Obviously I love visiting the places in which we have programs, both for what the location has to offer and for the people. We have built relationships with our partners over many years and well, it is just fun and inspiring to actually spend some time with them. But AC has also meant looking differently at each place I visit. I think about not if, but when would my children appreciate or benefit most from accompanying me. And I have had the thought for many years that I want my children to join me on a mountain horse trek in Kyrgyzstan. Really it is just a matter of their reaching an age of confidence and enough strength to stay on the horse. A few more years.

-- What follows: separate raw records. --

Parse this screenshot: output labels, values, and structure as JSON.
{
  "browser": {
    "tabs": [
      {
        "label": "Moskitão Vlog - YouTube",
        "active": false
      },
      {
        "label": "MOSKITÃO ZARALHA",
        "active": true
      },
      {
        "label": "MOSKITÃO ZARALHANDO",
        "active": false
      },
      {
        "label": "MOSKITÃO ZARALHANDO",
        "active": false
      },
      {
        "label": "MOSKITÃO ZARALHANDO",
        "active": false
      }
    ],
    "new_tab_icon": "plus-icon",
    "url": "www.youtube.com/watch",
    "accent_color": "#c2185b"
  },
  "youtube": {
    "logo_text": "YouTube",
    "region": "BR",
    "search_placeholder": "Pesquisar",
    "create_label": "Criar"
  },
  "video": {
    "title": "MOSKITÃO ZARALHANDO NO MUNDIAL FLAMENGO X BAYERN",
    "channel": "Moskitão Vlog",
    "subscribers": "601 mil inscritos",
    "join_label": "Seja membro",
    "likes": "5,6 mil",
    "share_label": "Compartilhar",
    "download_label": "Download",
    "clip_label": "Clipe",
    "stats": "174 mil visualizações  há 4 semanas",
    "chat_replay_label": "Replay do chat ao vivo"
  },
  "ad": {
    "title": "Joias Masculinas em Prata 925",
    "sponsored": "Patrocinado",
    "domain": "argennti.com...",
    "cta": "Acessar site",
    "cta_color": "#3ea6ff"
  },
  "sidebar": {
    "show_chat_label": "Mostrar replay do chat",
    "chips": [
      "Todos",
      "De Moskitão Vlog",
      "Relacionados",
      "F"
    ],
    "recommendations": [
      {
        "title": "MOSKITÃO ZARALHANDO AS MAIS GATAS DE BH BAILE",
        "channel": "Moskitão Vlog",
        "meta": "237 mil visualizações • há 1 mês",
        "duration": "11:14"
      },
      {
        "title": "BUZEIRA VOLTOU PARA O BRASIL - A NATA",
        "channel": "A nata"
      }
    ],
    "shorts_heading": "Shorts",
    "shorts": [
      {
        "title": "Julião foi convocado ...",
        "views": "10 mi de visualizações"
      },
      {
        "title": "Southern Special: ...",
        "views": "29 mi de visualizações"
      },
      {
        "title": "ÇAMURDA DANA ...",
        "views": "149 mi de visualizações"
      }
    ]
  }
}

Site visits also give me new ideas and this time I gave more thought to faculty-led programs in the region. Our most popular semester program, Central Asian Studies, is based in Bishkek (Kyrgyzstan) and includes travel to Kazakhstan, Uzbekistan, and Turkmenistan. The majority of our summer students spend a week on horseback trekking in the mountains of Kyrgyzstan. In both cases this exploration is related to studies. And really it provides a ready framework for faculty-led programs.
To me, Kyrgyzstan is all about rural, village life and appreciating the spectacular nature. For students of anthropology it is an incredible experience. Traditional weddings, yurt building and other rituals so central to Kyrgyz life blend with the nomadic herding of sheep, cattle, and even camels. Here everything appears to be free range and organic. It is a way of life. And welcoming guests is central to this way of life.
The cost of living in Kyrgyzstan is very low. Our students always rank it highly for its affordability. For faculty-led programs, it is possible to travel with small groups and still have excellent cost efficiency. And really the nature of village visits and mountain treks necessitates fairly small groups so as to in a way remain observers.
Kyrgyzstan also stands out as the most democratic of countries in the region. It hasn’t always been smooth, and there have been some hiccups along the way, but they are proud of where they are today. There are a lot of ways in which to study Kyrgyzstan – from political, cultural, religious, even geological standpoints.
If you think that Kyrgyzstan could be a great destination for your students – either an individual or a group you’d like to lead, we’d love to hear your ideas and would be happy to help you and your students make the most of this extraordinary location.